**Task item:** Extract each line of the records below that contains the word "Добавить".
====================
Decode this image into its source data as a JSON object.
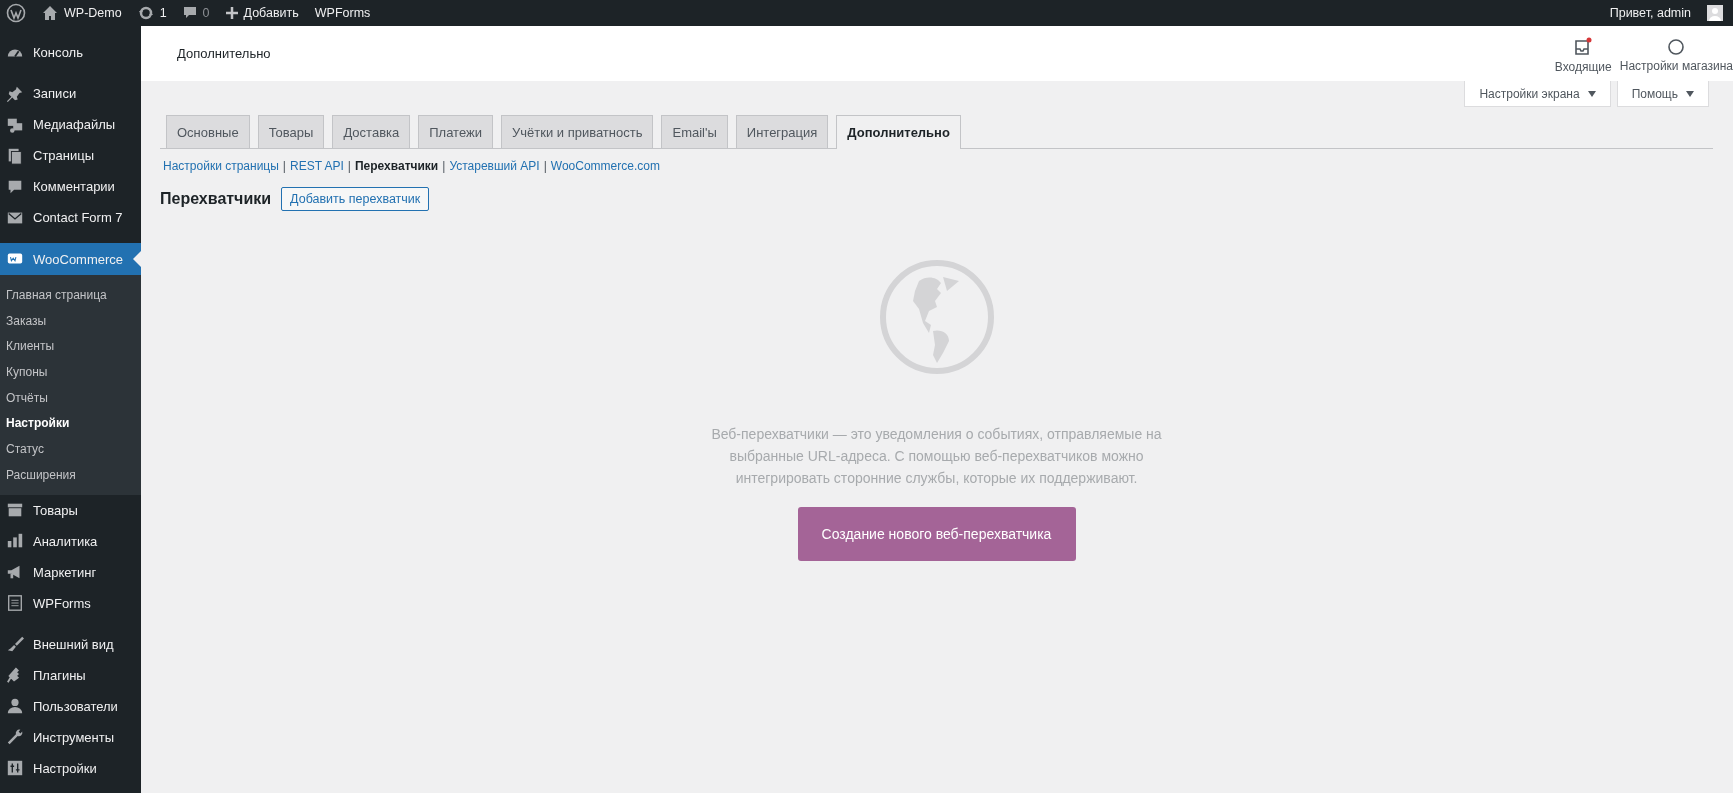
{
  "admin_bar": {
    "site": "WP-Demo",
    "updates": "1",
    "comments": "0",
    "new": "Добавить",
    "plugin": "WPForms",
    "greeting": "Привет, admin"
  },
  "sidebar": {
    "groups": [
      [
        {
          "label": "Консоль",
          "selected": false
        }
      ],
      [
        {
          "label": "Записи",
          "selected": false
        },
        {
          "label": "Медиафайлы",
          "selected": false
        },
        {
          "label": "Страницы",
          "selected": false
        },
        {
          "label": "Комментарии",
          "selected": false
        },
        {
          "label": "Contact Form 7",
          "selected": false
        }
      ],
      [
        {
          "label": "WooCommerce",
          "selected": true,
          "children": [
            {
              "label": "Главная страница",
              "selected": false
            },
            {
              "label": "Заказы",
              "selected": false
            },
            {
              "label": "Клиенты",
              "selected": false
            },
            {
              "label": "Купоны",
              "selected": false
            },
            {
              "label": "Отчёты",
              "selected": false
            },
            {
              "label": "Настройки",
              "selected": true
            },
            {
              "label": "Статус",
              "selected": false
            },
            {
              "label": "Расширения",
              "selected": false
            }
          ]
        },
        {
          "label": "Товары",
          "selected": false
        },
        {
          "label": "Аналитика",
          "selected": false
        },
        {
          "label": "Маркетинг",
          "selected": false
        },
        {
          "label": "WPForms",
          "selected": false
        }
      ],
      [
        {
          "label": "Внешний вид",
          "selected": false
        },
        {
          "label": "Плагины",
          "selected": false
        },
        {
          "label": "Пользователи",
          "selected": false
        },
        {
          "label": "Инструменты",
          "selected": false
        },
        {
          "label": "Настройки",
          "selected": false
        }
      ]
    ]
  },
  "header": {
    "title": "Дополнительно",
    "inbox": {
      "label": "Входящие",
      "unread": true
    },
    "store_settings": "Настройки магазина"
  },
  "screen_buttons": [
    "Настройки экрана",
    "Помощь"
  ],
  "tabs": [
    {
      "label": "Основные",
      "selected": false
    },
    {
      "label": "Товары",
      "selected": false
    },
    {
      "label": "Доставка",
      "selected": false
    },
    {
      "label": "Платежи",
      "selected": false
    },
    {
      "label": "Учётки и приватность",
      "selected": false
    },
    {
      "label": "Email'ы",
      "selected": false
    },
    {
      "label": "Интеграция",
      "selected": false
    },
    {
      "label": "Дополнительно",
      "selected": true
    }
  ],
  "sections": [
    {
      "kind": "link",
      "text": "Настройки страницы",
      "selected": false
    },
    {
      "kind": "separator",
      "text": "|"
    },
    {
      "kind": "link",
      "text": "REST API",
      "selected": false
    },
    {
      "kind": "separator",
      "text": "|"
    },
    {
      "kind": "link",
      "text": "Перехватчики",
      "selected": true
    },
    {
      "kind": "separator",
      "text": "|"
    },
    {
      "kind": "link",
      "text": "Устаревший API",
      "selected": false
    },
    {
      "kind": "separator",
      "text": "|"
    },
    {
      "kind": "link",
      "text": "WooCommerce.com",
      "selected": false
    }
  ],
  "page": {
    "heading": "Перехватчики",
    "add_button": "Добавить перехватчик"
  },
  "empty_state": {
    "description": "Веб-перехватчики — это уведомления о событиях, отправляемые на выбранные URL-адреса. С помощью веб-перехватчиков можно интегрировать сторонние службы, которые их поддерживают.",
    "button": "Создание нового веб-перехватчика"
  }
}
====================
**Result for this exercise:**
    "new": "Добавить",
    "add_button": "Добавить перехватчик"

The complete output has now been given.